“I ended up getting a call from this woman and her husband, and they happened to be big art collectors,” he said. “She gave me a chance –– I did one little area (of her patio garden), and through her, it was all word of mouth.”
Today, patio and rooftop gardens have become fairly commonplace in larger cities, but when he was breaking onto the scene in the ‘90s, it was still a relatively novel concept. Carloftis said his work stands out in New York because his style focuses on the plants, first and foremost.
“Part of the reason that (my gardens) have been popular in New York is because I don’t have a background in architecture,” he said. “There’s already concrete and glass and steel in everything in New York –– when you come to my gardens, you’re in a garden. It’s about the plants, rather than overbuilding.”
Building off that first job, Carloftis soon developed a steady network of clients in New York City, and grew his reputation as a talented and down-to-earth gardener –– eventually leading him to jobs that have included designing and installing gardens for Julianne Moore, Edward Norton, and Jerry and Linda Bruckheimer.
A large component of Carloftis’ work has been education and outreach –– he estimates that he speaks to 10,000 people a year through home and garden shows and other lectures. He has also organized numerous garden tours of Kentucky for participants from other states. “It’s an easy sell,” he said.
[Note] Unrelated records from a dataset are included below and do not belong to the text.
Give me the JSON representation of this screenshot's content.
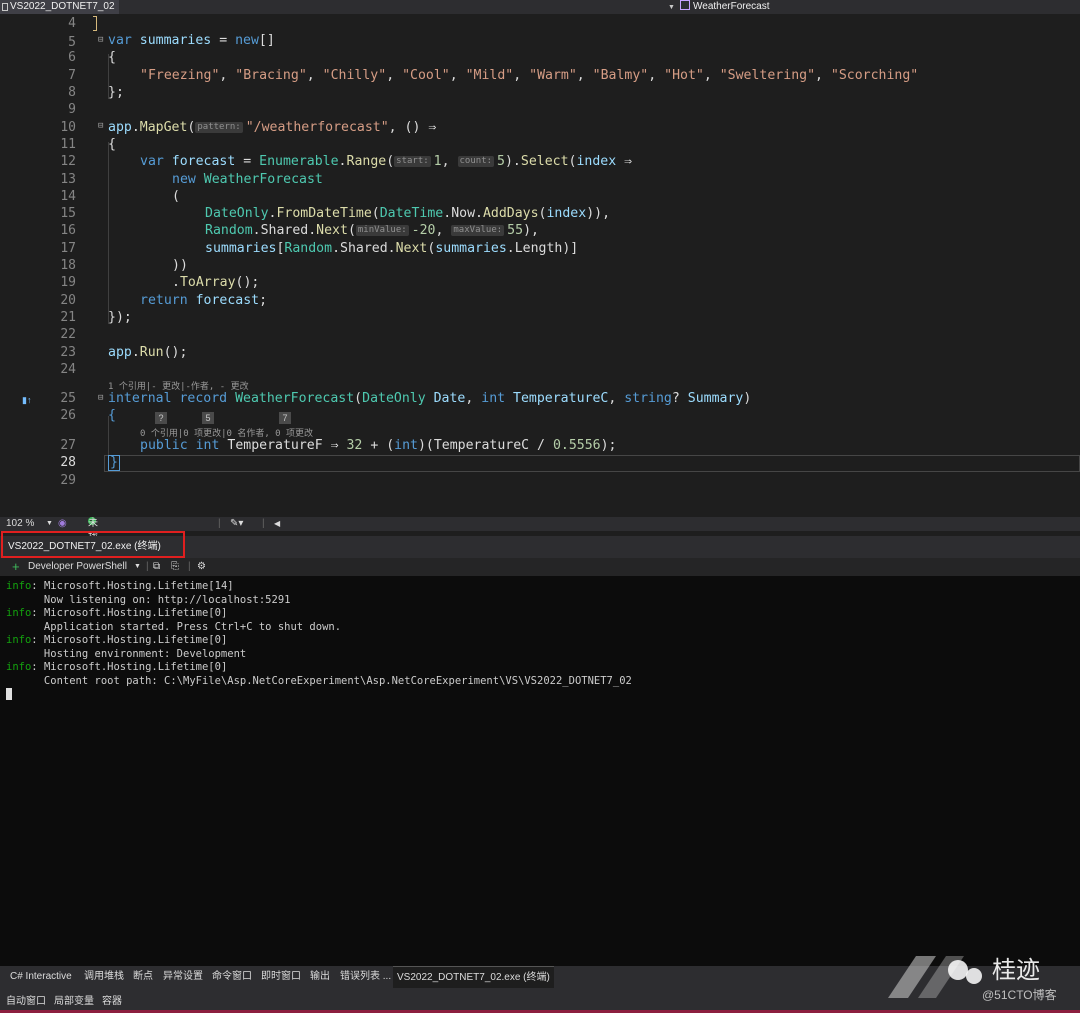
{
  "navbar": {
    "project": "VS2022_DOTNET7_02",
    "member": "WeatherForecast"
  },
  "editor": {
    "line_numbers": [
      "4",
      "5",
      "6",
      "7",
      "8",
      "9",
      "10",
      "11",
      "12",
      "13",
      "14",
      "15",
      "16",
      "17",
      "18",
      "19",
      "20",
      "21",
      "22",
      "23",
      "24",
      "25",
      "26",
      "27",
      "28",
      "29"
    ],
    "codelens_25": "1 个引用|- 更改|-作者, - 更改",
    "codelens_27": "0 个引用|0 项更改|0 名作者, 0 项更改",
    "badges": [
      "?",
      "5",
      "7"
    ],
    "lines": {
      "l5": {
        "kw": "var",
        "name": "summaries",
        "eq": " = ",
        "new": "new",
        "rest": "[]"
      },
      "l6": "{",
      "l7": [
        "\"Freezing\"",
        "\"Bracing\"",
        "\"Chilly\"",
        "\"Cool\"",
        "\"Mild\"",
        "\"Warm\"",
        "\"Balmy\"",
        "\"Hot\"",
        "\"Sweltering\"",
        "\"Scorching\""
      ],
      "l8": "};",
      "l10": {
        "a": "app",
        "b": ".",
        "c": "MapGet",
        "d": "(",
        "hint": "pattern:",
        "e": "\"/weatherforecast\"",
        "f": ", () ⇒"
      },
      "l11": "{",
      "l12": {
        "kw": "var",
        "name": "forecast",
        "eq": " = ",
        "ty": "Enumerable",
        "dot": ".",
        "m": "Range",
        "p": "(",
        "h1": "start:",
        "n1": "1",
        "c": ", ",
        "h2": "count:",
        "n2": "5",
        "p2": ").",
        "m2": "Select",
        "p3": "(",
        "v": "index",
        "arrow": " ⇒"
      },
      "l13": {
        "kw": "new",
        "ty": "WeatherForecast"
      },
      "l14": "(",
      "l15": {
        "ty": "DateOnly",
        "d1": ".",
        "m": "FromDateTime",
        "p": "(",
        "ty2": "DateTime",
        "d2": ".Now.",
        "m2": "AddDays",
        "p2": "(",
        "v": "index",
        "e": ")),"
      },
      "l16": {
        "ty": "Random",
        "d1": ".Shared.",
        "m": "Next",
        "p": "(",
        "h1": "minValue:",
        "n1": "-20",
        "c": ", ",
        "h2": "maxValue:",
        "n2": "55",
        "e": "),"
      },
      "l17": {
        "v": "summaries",
        "b": "[",
        "ty": "Random",
        "d1": ".Shared.",
        "m": "Next",
        "p": "(",
        "v2": "summaries",
        "d2": ".Length)]"
      },
      "l18": "))",
      "l19": {
        "d": ".",
        "m": "ToArray",
        "e": "();"
      },
      "l20": {
        "kw": "return",
        "v": "forecast",
        "e": ";"
      },
      "l21": "});",
      "l23": {
        "a": "app",
        "d": ".",
        "m": "Run",
        "e": "();"
      },
      "l25": {
        "kw1": "internal",
        "kw2": "record",
        "ty": "WeatherForecast",
        "p": "(",
        "ty2": "DateOnly",
        "n1": "Date",
        "c1": ", ",
        "kw3": "int",
        "n2": "TemperatureC",
        "c2": ", ",
        "kw4": "string",
        "q": "?",
        "n3": "Summary",
        "e": ")"
      },
      "l26": "{",
      "l27": {
        "kw1": "public",
        "kw2": "int",
        "n": "TemperatureF",
        "a": " ⇒ ",
        "num1": "32",
        "b": " + (",
        "kw3": "int",
        "c": ")(TemperatureC / ",
        "num2": "0.5556",
        "e": ");"
      },
      "l28": "}"
    }
  },
  "editor_status": {
    "zoom": "102 %",
    "issues": "未找到相关问题"
  },
  "terminal": {
    "tab_title": "VS2022_DOTNET7_02.exe (终端)",
    "shell_label": "Developer PowerShell",
    "lines": [
      {
        "tag": "info",
        "text": ": Microsoft.Hosting.Lifetime[14]"
      },
      {
        "tag": "",
        "text": "      Now listening on: http://localhost:5291"
      },
      {
        "tag": "info",
        "text": ": Microsoft.Hosting.Lifetime[0]"
      },
      {
        "tag": "",
        "text": "      Application started. Press Ctrl+C to shut down."
      },
      {
        "tag": "info",
        "text": ": Microsoft.Hosting.Lifetime[0]"
      },
      {
        "tag": "",
        "text": "      Hosting environment: Development"
      },
      {
        "tag": "info",
        "text": ": Microsoft.Hosting.Lifetime[0]"
      },
      {
        "tag": "",
        "text": "      Content root path: C:\\MyFile\\Asp.NetCoreExperiment\\Asp.NetCoreExperiment\\VS\\VS2022_DOTNET7_02"
      }
    ]
  },
  "bottom_tabs": [
    "C# Interactive",
    "调用堆栈",
    "断点",
    "异常设置",
    "命令窗口",
    "即时窗口",
    "输出",
    "错误列表 ...",
    "VS2022_DOTNET7_02.exe (终端)"
  ],
  "bottom_tabs2": [
    "自动窗口",
    "局部变量",
    "容器"
  ],
  "watermark": {
    "name": "桂迹",
    "site": "@51CTO博客"
  }
}
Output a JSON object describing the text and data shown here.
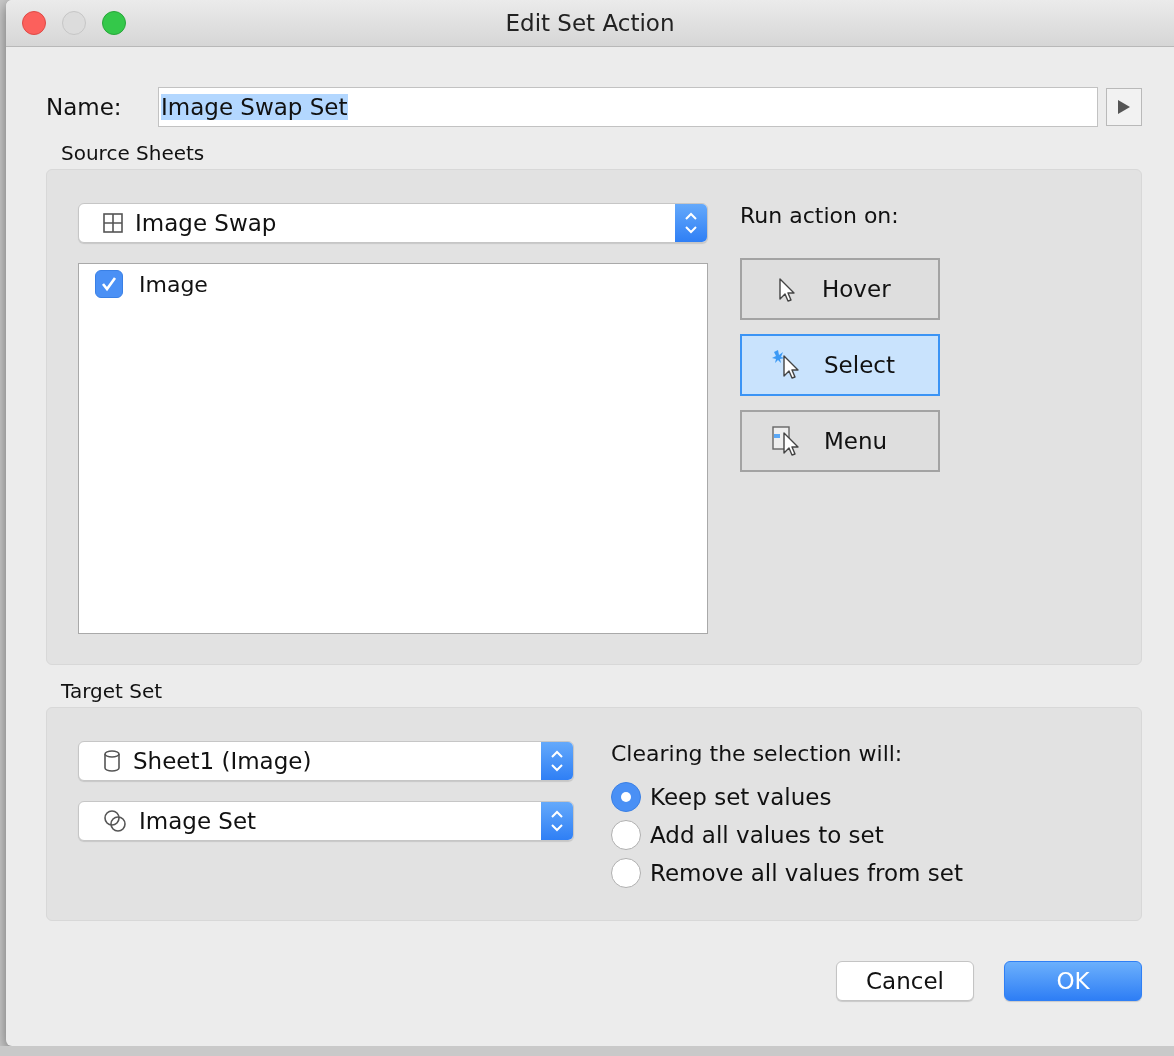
{
  "window": {
    "title": "Edit Set Action"
  },
  "name_field": {
    "label": "Name:",
    "value": "Image Swap Set",
    "highlighted": true
  },
  "source_sheets": {
    "title": "Source Sheets",
    "dropdown": {
      "kind": "sheet",
      "value": "Image Swap"
    },
    "sheets": [
      {
        "label": "Image",
        "checked": true
      }
    ],
    "run_action": {
      "title": "Run action on:",
      "options": [
        {
          "label": "Hover",
          "kind": "hover",
          "selected": false
        },
        {
          "label": "Select",
          "kind": "select",
          "selected": true
        },
        {
          "label": "Menu",
          "kind": "menu",
          "selected": false
        }
      ]
    }
  },
  "target_set": {
    "title": "Target Set",
    "dropdowns": [
      {
        "kind": "datasource",
        "value": "Sheet1 (Image)"
      },
      {
        "kind": "set",
        "value": "Image Set"
      }
    ],
    "clearing": {
      "title": "Clearing the selection will:",
      "options": [
        {
          "label": "Keep set values",
          "selected": true
        },
        {
          "label": "Add all values to set",
          "selected": false
        },
        {
          "label": "Remove all values from set",
          "selected": false
        }
      ]
    }
  },
  "buttons": [
    {
      "label": "Cancel",
      "kind": "normal"
    },
    {
      "label": "OK",
      "kind": "default"
    }
  ]
}
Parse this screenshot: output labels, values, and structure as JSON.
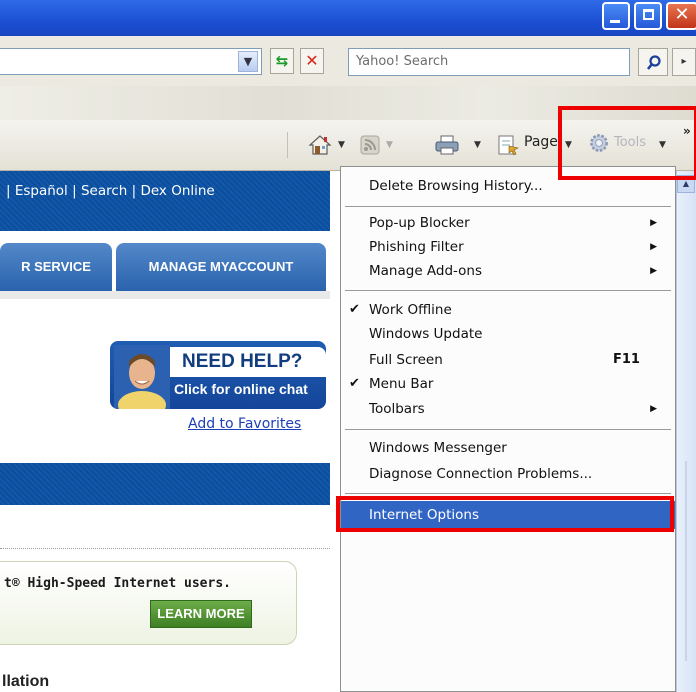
{
  "address_bar": {
    "search_placeholder": "Yahoo! Search"
  },
  "command_bar": {
    "page_label": "Page",
    "tools_label": "Tools",
    "more_label": "»"
  },
  "webpage": {
    "top_nav": "| Español | Search | Dex Online",
    "tabs": [
      "R SERVICE",
      "MANAGE MYACCOUNT"
    ],
    "help_title": "NEED HELP?",
    "help_subtitle": "Click for online chat",
    "add_favorites": "Add to Favorites",
    "promo_text": "t® High-Speed Internet users.",
    "learn_more": "LEARN MORE",
    "install_heading": "llation"
  },
  "tools_menu": {
    "items": [
      {
        "label": "Delete Browsing History..."
      },
      {
        "label": "Pop-up Blocker"
      },
      {
        "label": "Phishing Filter"
      },
      {
        "label": "Manage Add-ons"
      },
      {
        "label": "Work Offline"
      },
      {
        "label": "Windows Update"
      },
      {
        "label": "Full Screen",
        "shortcut": "F11"
      },
      {
        "label": "Menu Bar"
      },
      {
        "label": "Toolbars"
      },
      {
        "label": "Windows Messenger"
      },
      {
        "label": "Diagnose Connection Problems..."
      },
      {
        "label": "Internet Options"
      }
    ]
  },
  "icons": {
    "title_min": "minimize-icon",
    "title_max": "maximize-icon",
    "title_close": "close-icon",
    "refresh": "refresh-icon",
    "stop": "stop-icon",
    "search": "search-icon",
    "home": "home-icon",
    "feeds": "rss-feed-icon",
    "print": "printer-icon",
    "page": "page-icon",
    "tools": "gear-icon"
  },
  "colors": {
    "titlebar": "#1c4fd4",
    "highlight_box": "#ee0000",
    "menu_selection": "#3165c4",
    "site_blue": "#0c4d9c"
  }
}
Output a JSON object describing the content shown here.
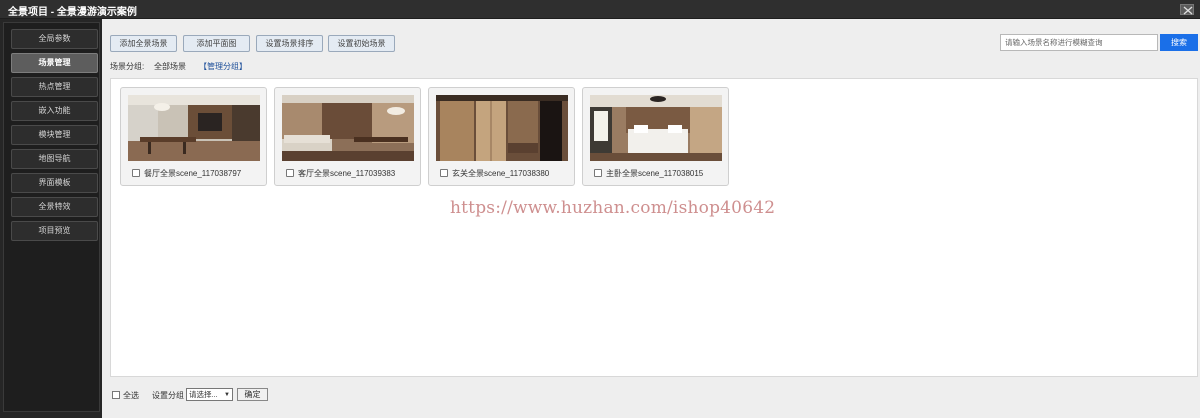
{
  "window": {
    "title": "全景项目 - 全景漫游演示案例"
  },
  "sidebar": {
    "items": [
      {
        "label": "全局参数",
        "active": false
      },
      {
        "label": "场景管理",
        "active": true
      },
      {
        "label": "热点管理",
        "active": false
      },
      {
        "label": "嵌入功能",
        "active": false
      },
      {
        "label": "模块管理",
        "active": false
      },
      {
        "label": "地图导航",
        "active": false
      },
      {
        "label": "界面模板",
        "active": false
      },
      {
        "label": "全景特效",
        "active": false
      },
      {
        "label": "项目预览",
        "active": false
      }
    ]
  },
  "toolbar": {
    "add_scene": "添加全景场景",
    "add_floorplan": "添加平面图",
    "sort_scenes": "设置场景排序",
    "initial_scene": "设置初始场景",
    "search_placeholder": "请输入场景名称进行模糊查询",
    "search_button": "搜索"
  },
  "group": {
    "label": "场景分组:",
    "current": "全部场景",
    "manage": "【管理分组】"
  },
  "scenes": [
    {
      "name": "餐厅全景scene_117038797",
      "thumb": "dining"
    },
    {
      "name": "客厅全景scene_117039383",
      "thumb": "living"
    },
    {
      "name": "玄关全景scene_117038380",
      "thumb": "entry"
    },
    {
      "name": "主卧全景scene_117038015",
      "thumb": "bedroom"
    }
  ],
  "footer": {
    "select_all": "全选",
    "set_group": "设置分组",
    "select_value": "请选择...",
    "confirm": "确定"
  },
  "watermark": "https://www.huzhan.com/ishop40642",
  "colors": {
    "accent": "#1a6fe8",
    "sidebar_bg": "#1e1e1e",
    "watermark": "#c98383"
  }
}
Even though he has always maintained one foot in Kentucky –– and a home in Chevy Chase –– Carloftis spent most of the past two decades in the Pennsylvania office he keeps just outside New York, typically spending no more than a few days a month at his home in Lexington. But when he was commissioned to participate in a major Kentucky project in 2010 –– designing and installing the center garden at the Alltech Experience Garden and the Kentucky Experience tent during the 2010 Alltech FEI World Equestrian Games –– Carloftis wrote all his New York clients to tell them he would be in Kentucky for two months.
What he discovered was surprising: he relished connecting more deeply with his Lexington roots, and found he could get by pretty well maintaining contact with his New York clients from his Lexington base and traveling there as needed.